## TASK ITEM
Find the lines below holding the word "Outubro" and copy each of them.

___ DATA SUPPLIED ___

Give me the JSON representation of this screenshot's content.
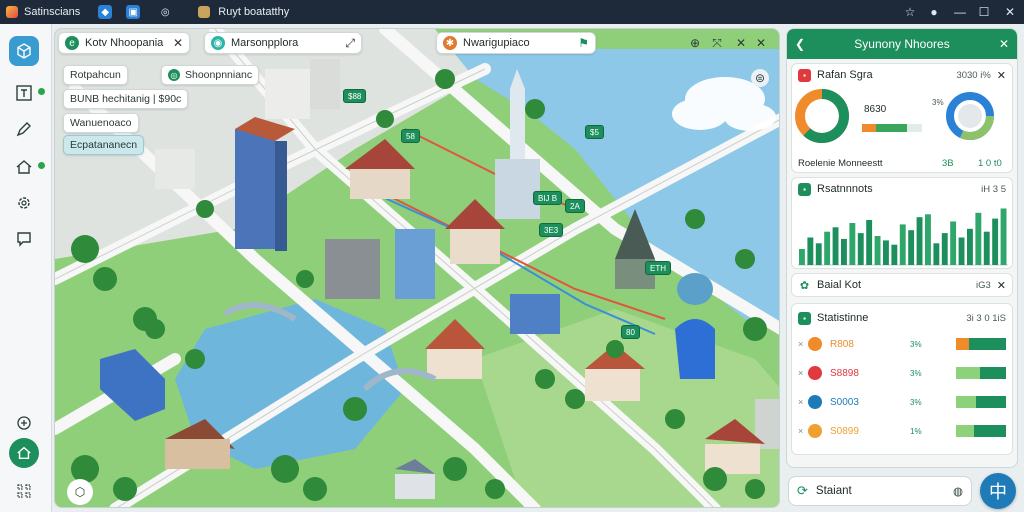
{
  "titlebar": {
    "app_name": "Satinscians",
    "tab_title": "Ruyt boatatthy"
  },
  "map": {
    "tabs": [
      {
        "label": "Kotv Nhoopania"
      },
      {
        "label": "Marsonpplora"
      },
      {
        "label": "Nwarigupiaco"
      }
    ],
    "chips": [
      {
        "label": "Rotpahcun"
      },
      {
        "label": "Shoonpnnianc"
      },
      {
        "label": "BUNB   hechitanig | $90c"
      },
      {
        "label": "Wanuenoaco"
      },
      {
        "label": "Ecpatananecn"
      }
    ],
    "labels": [
      "$88",
      "58",
      "$5",
      "BIJ B",
      "2A",
      "3E3",
      "ETH",
      "80"
    ]
  },
  "panel": {
    "title": "Syunony Nhoores",
    "card1": {
      "title": "Rafan Sgra",
      "meta": "3030 i%",
      "value": "8630",
      "pct": "3%",
      "footer": "Roelenie Monneestt",
      "footer_a": "3B",
      "footer_b": "1 0 t0",
      "donut": [
        0.62,
        0.38
      ],
      "progress": 0.75
    },
    "card2": {
      "title": "Rsatnnnots",
      "meta": "iH 3 5",
      "chart_data": {
        "type": "bar",
        "values": [
          22,
          38,
          30,
          46,
          52,
          36,
          58,
          44,
          62,
          40,
          34,
          28,
          56,
          48,
          66,
          70,
          30,
          44,
          60,
          38,
          50,
          72,
          46,
          64,
          78
        ]
      }
    },
    "card3": {
      "title": "Baial Kot",
      "meta": "iG3"
    },
    "card4": {
      "title": "Statistinne",
      "meta": "3i 3 0 1iS",
      "rows": [
        {
          "label": "R808",
          "pct": "3%",
          "icon_color": "#f08b2c",
          "fill": 0.25
        },
        {
          "label": "S8898",
          "pct": "3%",
          "icon_color": "#e0393e",
          "fill": 0.48
        },
        {
          "label": "S0003",
          "pct": "3%",
          "icon_color": "#1e7bb8",
          "fill": 0.4
        },
        {
          "label": "S0899",
          "pct": "1%",
          "icon_color": "#f0a030",
          "fill": 0.35
        }
      ]
    },
    "bottom": {
      "label": "Staiant"
    }
  },
  "colors": {
    "brand": "#1d8f5c",
    "accent": "#1e7bb8"
  }
}
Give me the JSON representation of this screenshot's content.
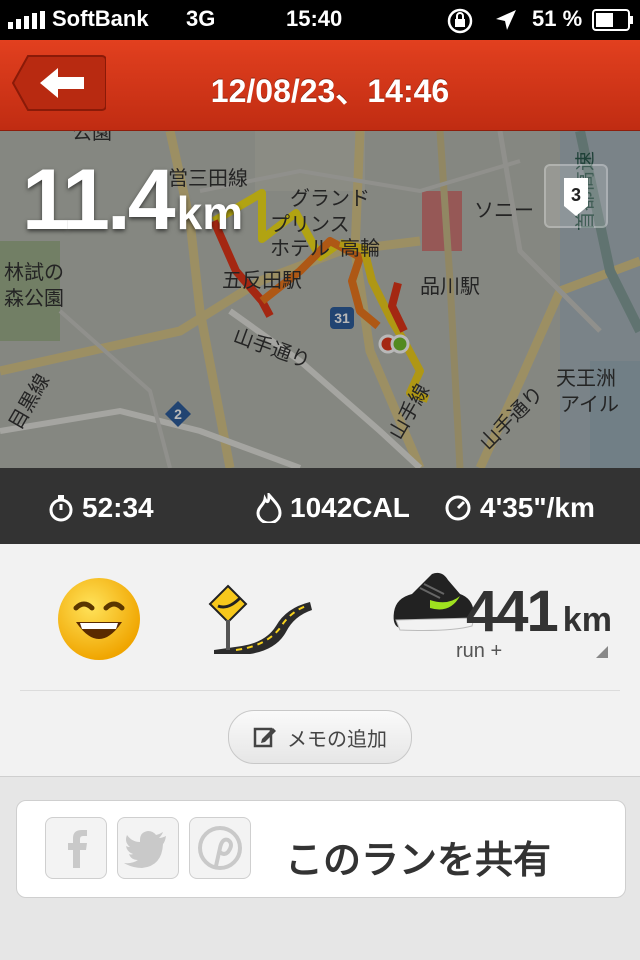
{
  "status": {
    "carrier": "SoftBank",
    "network": "3G",
    "time": "15:40",
    "battery": "51 %"
  },
  "nav": {
    "title": "12/08/23、14:46",
    "back_icon": "back-arrow-icon"
  },
  "map": {
    "distance_value": "11.4",
    "distance_unit": "km",
    "lap_count": "3",
    "labels": {
      "sanda": "営三田線",
      "grand": "グランド",
      "prince": "プリンス",
      "hotel": "ホテル",
      "takanawa": "高輪",
      "gotanda": "五反田駅",
      "shinagawa": "品川駅",
      "sony": "ソニー",
      "forest1": "林試の",
      "forest2": "森公園",
      "meguro": "目黒線",
      "yamate1": "山手通り",
      "yamate2": "山手線",
      "yamate3": "山手通り",
      "tennozu1": "天王洲",
      "tennozu2": "アイル",
      "park": "公園",
      "expressway": "首都高速",
      "route31": "31",
      "route2": "2"
    }
  },
  "stats": {
    "duration": "52:34",
    "calories": "1042CAL",
    "pace": "4'35\"/km"
  },
  "run_info": {
    "mood_icon": "happy-face-icon",
    "terrain_icon": "road-terrain-icon",
    "shoe_distance": "441",
    "shoe_unit": "km",
    "shoe_name": "run +",
    "memo_label": "メモの追加"
  },
  "share": {
    "label": "このランを共有",
    "icons": [
      "facebook-icon",
      "twitter-icon",
      "pinterest-icon"
    ]
  },
  "colors": {
    "nav_red": "#d4361a",
    "route_yellow": "#f5e21a",
    "route_red": "#e02a12"
  }
}
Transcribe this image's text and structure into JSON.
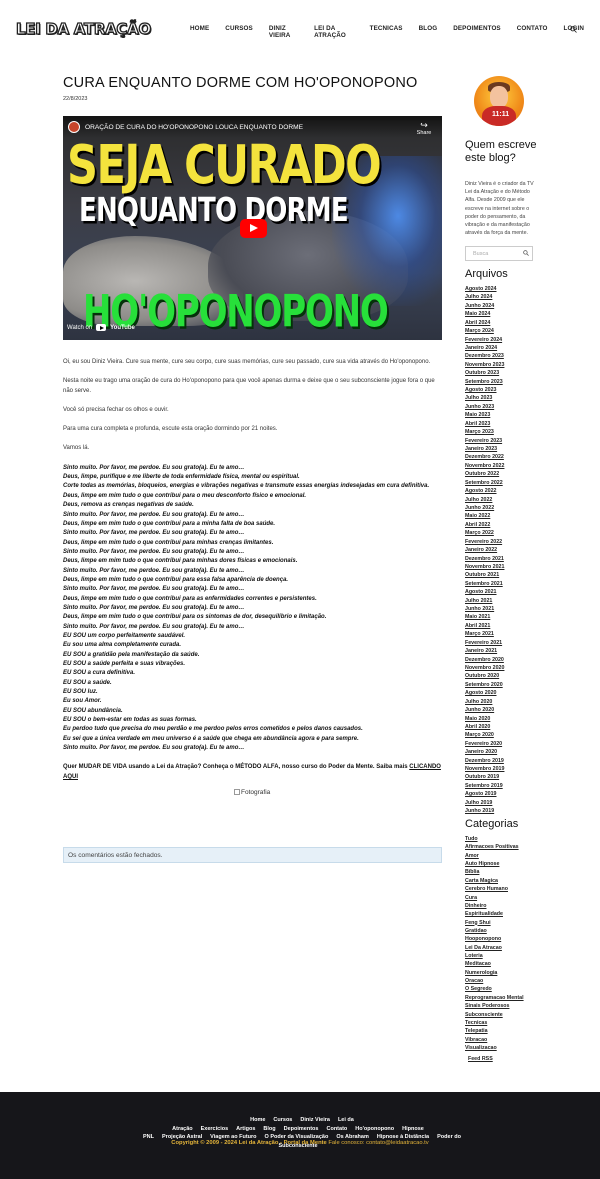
{
  "header": {
    "logo": "LEI DA ATRAÇÃO",
    "nav": [
      "HOME",
      "CURSOS",
      "DINIZ VIEIRA",
      "LEI DA ATRAÇÃO",
      "TECNICAS",
      "BLOG",
      "DEPOIMENTOS",
      "CONTATO",
      "LOGIN"
    ]
  },
  "post": {
    "title": "CURA ENQUANTO DORME COM HO'OPONOPONO",
    "date": "22/8/2023",
    "video": {
      "title": "ORAÇÃO DE CURA DO HO'OPONOPONO LOUCA ENQUANTO DORME",
      "share": "Share",
      "watch_on": "Watch on",
      "youtube": "YouTube",
      "thumb_line1": "SEJA CURADO",
      "thumb_line2": "ENQUANTO DORME",
      "thumb_line3": "HO'OPONOPONO"
    },
    "paragraphs": [
      "Oi, eu sou Diniz Vieira. Cure sua mente, cure seu corpo, cure suas memórias, cure seu passado, cure sua vida através do Ho'oponopono.",
      "Nesta noite eu trago uma oração de cura do Ho'oponopono para que você apenas durma e deixe que o seu subconsciente jogue fora o que não serve.",
      "Você só precisa fechar os olhos e ouvir.",
      "Para uma cura completa e profunda, escute esta oração dormindo por 21 noites.",
      "Vamos lá."
    ],
    "prayer": [
      "Sinto muito. Por favor, me perdoe. Eu sou grato(a). Eu te amo…",
      "Deus, limpe, purifique e me liberte de toda enfermidade física, mental ou espiritual.",
      "Corte todas as memórias, bloqueios, energias e vibrações negativas e transmute essas energias indesejadas em cura definitiva.",
      "Deus, limpe em mim tudo o que contribui para o meu desconforto físico e emocional.",
      "Deus, remova as crenças negativas de saúde.",
      "Sinto muito. Por favor, me perdoe. Eu sou grato(a). Eu te amo…",
      "Deus, limpe em mim tudo o que contribui para a minha falta de boa saúde.",
      "Sinto muito. Por favor, me perdoe. Eu sou grato(a). Eu te amo…",
      "Deus, limpe em mim tudo o que contribui para minhas crenças limitantes.",
      "Sinto muito. Por favor, me perdoe. Eu sou grato(a). Eu te amo…",
      "Deus, limpe em mim tudo o que contribui para minhas dores físicas e emocionais.",
      "Sinto muito. Por favor, me perdoe. Eu sou grato(a). Eu te amo…",
      "Deus, limpe em mim tudo o que contribui para essa falsa aparência de doença.",
      "Sinto muito. Por favor, me perdoe. Eu sou grato(a). Eu te amo…",
      "Deus, limpe em mim tudo o que contribui para as enfermidades correntes e persistentes.",
      "Sinto muito. Por favor, me perdoe. Eu sou grato(a). Eu te amo…",
      "Deus, limpe em mim tudo o que contribui para os sintomas de dor, desequilíbrio e limitação.",
      "Sinto muito. Por favor, me perdoe. Eu sou grato(a). Eu te amo…",
      "EU SOU um corpo perfeitamente saudável.",
      "Eu sou uma alma completamente curada.",
      "EU SOU a gratidão pela manifestação da saúde.",
      "EU SOU a saúde perfeita e suas vibrações.",
      "EU SOU a cura definitiva.",
      "EU SOU a saúde.",
      "EU SOU luz.",
      "Eu sou Amor.",
      "EU SOU abundância.",
      "EU SOU o bem-estar em todas as suas formas.",
      "Eu perdoo tudo que precisa do meu perdão e me perdoo pelos erros cometidos e pelos danos causados.",
      "Eu sei que a única verdade em meu universo é a saúde que chega em abundância agora e para sempre.",
      "Sinto muito. Por favor, me perdoe. Eu sou grato(a). Eu te amo…"
    ],
    "cta_text": "Quer MUDAR DE VIDA usando a Lei da Atração? Conheça o MÉTODO ALFA, nosso curso do Poder da Mente. Saiba mais ",
    "cta_link": "CLICANDO AQUI",
    "image_alt": "Fotografia",
    "comments_closed": "Os comentários estão fechados."
  },
  "sidebar": {
    "avatar_number": "11:11",
    "about_title": "Quem escreve este blog?",
    "about_text": "Diniz Vieira é o criador da TV Lei da Atração e do Método Alfa. Desde 2009 que ele escreve na internet sobre o poder do pensamento, da vibração e da manifestação através da força da mente.",
    "search_placeholder": "Busca",
    "archives_title": "Arquivos",
    "archives": [
      "Agosto 2024",
      "Julho 2024",
      "Junho 2024",
      "Maio 2024",
      "Abril 2024",
      "Março 2024",
      "Fevereiro 2024",
      "Janeiro 2024",
      "Dezembro 2023",
      "Novembro 2023",
      "Outubro 2023",
      "Setembro 2023",
      "Agosto 2023",
      "Julho 2023",
      "Junho 2023",
      "Maio 2023",
      "Abril 2023",
      "Março 2023",
      "Fevereiro 2023",
      "Janeiro 2023",
      "Dezembro 2022",
      "Novembro 2022",
      "Outubro 2022",
      "Setembro 2022",
      "Agosto 2022",
      "Julho 2022",
      "Junho 2022",
      "Maio 2022",
      "Abril 2022",
      "Março 2022",
      "Fevereiro 2022",
      "Janeiro 2022",
      "Dezembro 2021",
      "Novembro 2021",
      "Outubro 2021",
      "Setembro 2021",
      "Agosto 2021",
      "Julho 2021",
      "Junho 2021",
      "Maio 2021",
      "Abril 2021",
      "Março 2021",
      "Fevereiro 2021",
      "Janeiro 2021",
      "Dezembro 2020",
      "Novembro 2020",
      "Outubro 2020",
      "Setembro 2020",
      "Agosto 2020",
      "Julho 2020",
      "Junho 2020",
      "Maio 2020",
      "Abril 2020",
      "Março 2020",
      "Fevereiro 2020",
      "Janeiro 2020",
      "Dezembro 2019",
      "Novembro 2019",
      "Outubro 2019",
      "Setembro 2019",
      "Agosto 2019",
      "Julho 2019",
      "Junho 2019"
    ],
    "categories_title": "Categorias",
    "categories": [
      "Tudo",
      "Afirmacoes Positivas",
      "Amor",
      "Auto Hipnose",
      "Bíblia",
      "Carta Magica",
      "Cerebro Humano",
      "Cura",
      "Dinheiro",
      "Espiritualidade",
      "Feng Shui",
      "Gratidao",
      "Hooponopono",
      "Lei Da Atracao",
      "Loteria",
      "Meditacao",
      "Numerologia",
      "Oracao",
      "O Segredo",
      "Reprogramacao Mental",
      "Sinais Poderosos",
      "Subconsciente",
      "Tecnicas",
      "Telepatia",
      "Vibracao",
      "Visualizacao"
    ],
    "feed": "Feed RSS"
  },
  "footer": {
    "links_row1": [
      "Home",
      "Cursos",
      "Diniz Vieira",
      "Lei da Atração",
      "Exercícios",
      "Artigos",
      "Blog",
      "Depoimentos",
      "Contato",
      "Ho'oponopono",
      "Hipnose"
    ],
    "links_row2": [
      "PNL",
      "Projeção Astral",
      "Viagem ao Futuro",
      "O Poder da Visualização",
      "Os Abraham",
      "Hipnose à Distância",
      "Poder do Subconsciente"
    ],
    "copyright": "Copyright © 2009 - 2024 Lei da Atração - Portal da Mente",
    "contact": "Fale conosco: contato@leidaatracao.tv"
  }
}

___

## SOLUTION
      "Outubro 2023",
      "Outubro 2022",
      "Outubro 2021",
      "Outubro 2020",
      "Outubro 2019",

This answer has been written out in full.